Followup to Mozilla Firefox advertiles
The reaction to Mozilla's decision to advertise in Firefox has been interesting to watch. For your consideration, have three responses.
As of now, our expectation is that we’ll be delivering the number of impressions (how many times a tile was shown) and interactions (how many interactions with a tile, i.e. clicks).
No real surprises here; a regular website would give these metrics. What's concerning is the word "expectation", which leaves the door open for using other metrics. Given Firefox contains a user's entire browsing history, this could be far more than a typical ad platform, possibly even more than Google has. This is particularly ironic given many of us used Firefox instead of Chrome specifically for this reason.
A no–win situation
In an admission that the feature is unwanted, commentators have claimed the ads will only appear for a brief time after the first install. Nothing to worry about then, right? Maybe not, as the aptly–named Anonymous Firefox User reminds us:

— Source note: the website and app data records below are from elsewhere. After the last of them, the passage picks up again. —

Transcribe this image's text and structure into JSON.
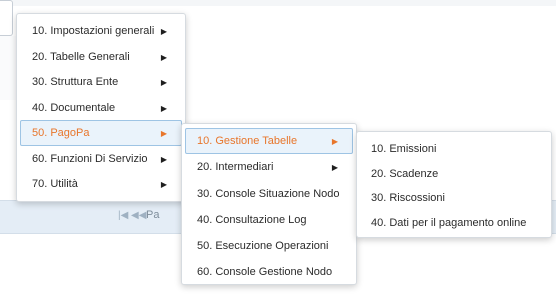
{
  "menu_level1": {
    "items": [
      {
        "label": "10. Impostazioni generali",
        "arrow": "▶",
        "active": false
      },
      {
        "label": "20. Tabelle Generali",
        "arrow": "▶",
        "active": false
      },
      {
        "label": "30. Struttura Ente",
        "arrow": "▶",
        "active": false
      },
      {
        "label": "40. Documentale",
        "arrow": "▶",
        "active": false
      },
      {
        "label": "50. PagoPa",
        "arrow": "▶",
        "active": true
      },
      {
        "label": "60. Funzioni Di Servizio",
        "arrow": "▶",
        "active": false
      },
      {
        "label": "70. Utilità",
        "arrow": "▶",
        "active": false
      }
    ]
  },
  "menu_level2": {
    "items": [
      {
        "label": "10. Gestione Tabelle",
        "arrow": "▶",
        "active": true
      },
      {
        "label": "20. Intermediari",
        "arrow": "▶",
        "active": false
      },
      {
        "label": "30. Console Situazione Nodo",
        "active": false
      },
      {
        "label": "40. Consultazione Log",
        "active": false
      },
      {
        "label": "50. Esecuzione Operazioni",
        "active": false
      },
      {
        "label": "60. Console Gestione Nodo",
        "active": false
      }
    ]
  },
  "menu_level3": {
    "items": [
      {
        "label": "10. Emissioni"
      },
      {
        "label": "20. Scadenze"
      },
      {
        "label": "30. Riscossioni"
      },
      {
        "label": "40. Dati per il pagamento online"
      }
    ]
  },
  "pager": {
    "first_icon": "first-page-icon",
    "first_glyph": "|◀",
    "prev_icon": "prev-page-icon",
    "prev_glyph": "◀◀",
    "label_fragment": "Pa"
  },
  "colors": {
    "active_text": "#e8762b",
    "active_bg": "#eaf3fb",
    "active_border": "#9ec4e4",
    "pager_bg": "#e4edf6"
  }
}
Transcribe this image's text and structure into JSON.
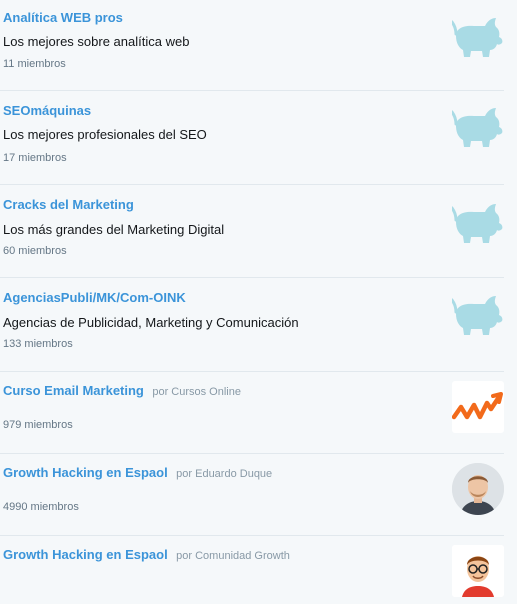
{
  "lists": [
    {
      "name": "Analítica WEB pros",
      "owner": "",
      "description": "Los mejores sobre analítica web",
      "members": "11 miembros",
      "avatar": "pig-icon"
    },
    {
      "name": "SEOmáquinas",
      "owner": "",
      "description": "Los mejores profesionales del SEO",
      "members": "17 miembros",
      "avatar": "pig-icon"
    },
    {
      "name": "Cracks del Marketing",
      "owner": "",
      "description": "Los más grandes del Marketing Digital",
      "members": "60 miembros",
      "avatar": "pig-icon"
    },
    {
      "name": "AgenciasPubli/MK/Com-OINK",
      "owner": "",
      "description": "Agencias de Publicidad, Marketing y Comunicación",
      "members": "133 miembros",
      "avatar": "pig-icon"
    },
    {
      "name": "Curso Email Marketing",
      "owner": "por Cursos Online",
      "description": "",
      "members": "979 miembros",
      "avatar": "orange-arrow-logo"
    },
    {
      "name": "Growth Hacking en Espaol",
      "owner": "por Eduardo Duque",
      "description": "",
      "members": "4990 miembros",
      "avatar": "user-photo"
    },
    {
      "name": "Growth Hacking en Espaol",
      "owner": "por Comunidad Growth",
      "description": "",
      "members": "",
      "avatar": "cartoon-avatar"
    }
  ],
  "colors": {
    "link": "#3b94d9",
    "pig": "#a9dbe5",
    "logo": "#f26a1b"
  }
}
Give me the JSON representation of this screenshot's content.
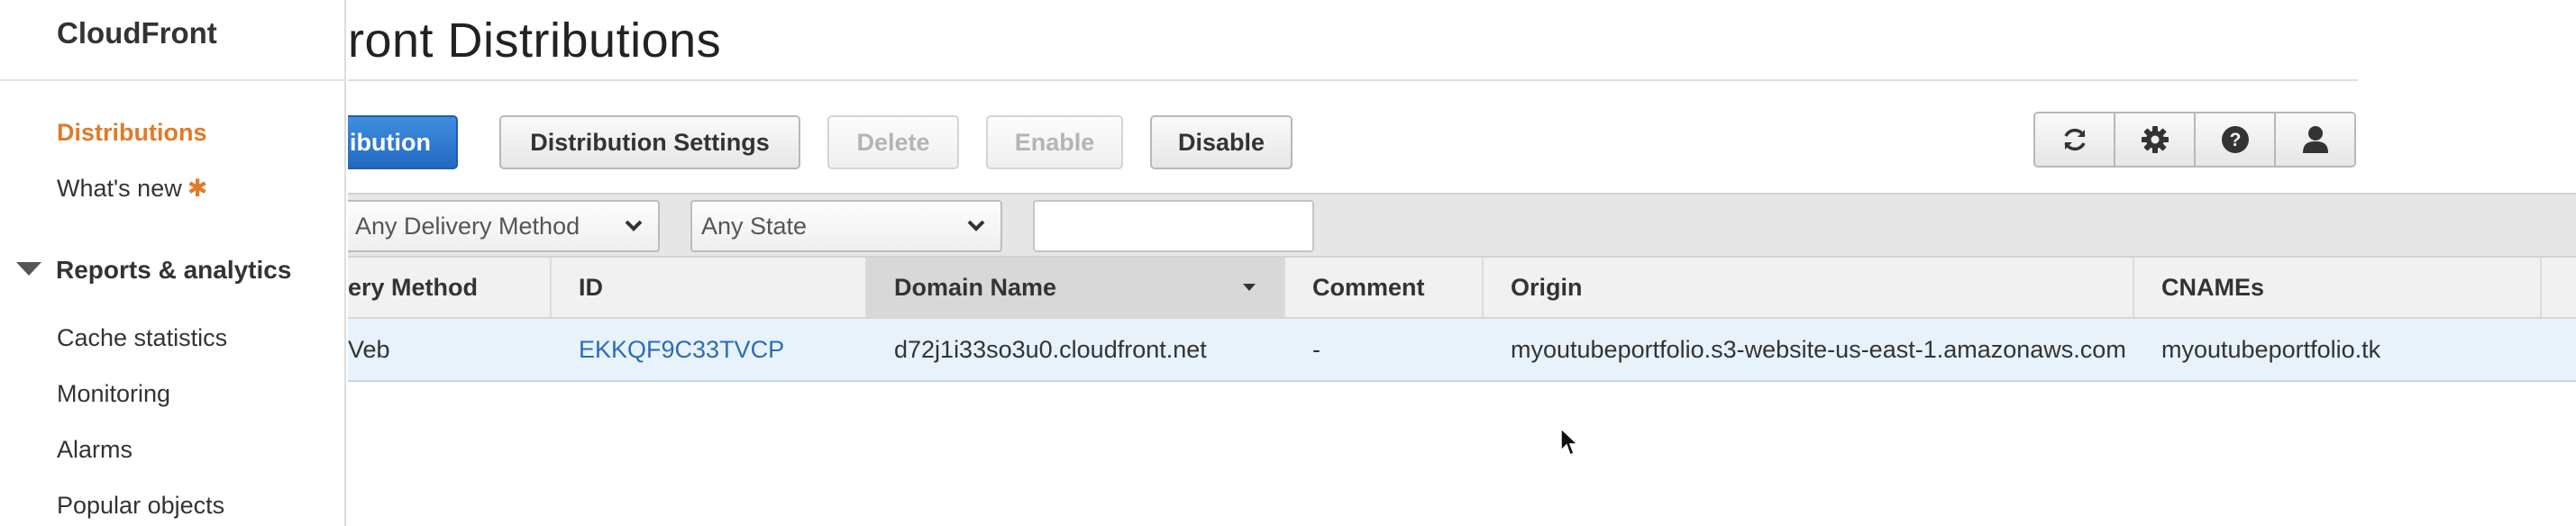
{
  "sidebar": {
    "title": "CloudFront",
    "items": [
      {
        "label": "Distributions",
        "active": true
      },
      {
        "label": "What's new",
        "badge": "✱"
      }
    ],
    "section": {
      "label": "Reports & analytics",
      "items": [
        "Cache statistics",
        "Monitoring",
        "Alarms",
        "Popular objects"
      ]
    }
  },
  "page": {
    "title": "ront Distributions"
  },
  "toolbar": {
    "create_label": "ibution",
    "settings_label": "Distribution Settings",
    "delete_label": "Delete",
    "enable_label": "Enable",
    "disable_label": "Disable",
    "icons": [
      "refresh-icon",
      "gear-icon",
      "help-icon",
      "user-icon"
    ]
  },
  "filters": {
    "delivery_method": "Any Delivery Method",
    "state": "Any State",
    "search_value": ""
  },
  "table": {
    "columns": [
      "ery Method",
      "ID",
      "Domain Name",
      "Comment",
      "Origin",
      "CNAMEs"
    ],
    "sorted_column": "Domain Name",
    "rows": [
      {
        "delivery_method": "Veb",
        "id": "EKKQF9C33TVCP",
        "domain_name": "d72j1i33so3u0.cloudfront.net",
        "comment": "-",
        "origin": "myoutubeportfolio.s3-website-us-east-1.amazonaws.com",
        "cnames": "myoutubeportfolio.tk"
      }
    ]
  },
  "colors": {
    "accent": "#e07b2a",
    "primary_button": "#2a6fc9",
    "link": "#2a6dba",
    "selected_row": "#e8f2fb"
  }
}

[..] what about users who have Firefox clear out their cache, etc. upon closing. Does this means [sic], each time the browser tab is opened, a new series of ads will be shoved in that users’ face? [..]
Again, we don't have the specifics of its behaviour yet. Still, by its very function a reset browser looks the same as a fresh install, which an ad platform wouldn't be able to tell apart. If it could, it would represent an incomplete reset, which is itself a privacy concern. Hence, a potential no–win situation.
John Gruber wrote a characteristically candid post, where he compared the language used in a Reuters report with Mozilla's announcement. Comments on the latter post liken the language to doublespeak, which seems right.
I think it'd be safe to say Mozilla may have had a better response if they had:
- been honest about their motive for ads in that post;
- admitted we don't want ads in our browser;
- and therefore respectfully assured us the necessary ads would be unobtrusive, while addressing potential privacy concerns.
Instead, they presented it as a new feature that places "users in the centre". This doesn't square with the reality of point 2, therefore even with good intentions it comes across as disingenuous.
I'm grateful to Mozilla for responding to us, but unfortunately it's done little to assuage my concerns. I'll be putting money where my mouth is and donating again to the Mozilla Foundation at my earliest convenience, though if they continue to be evasive it may be for the last time.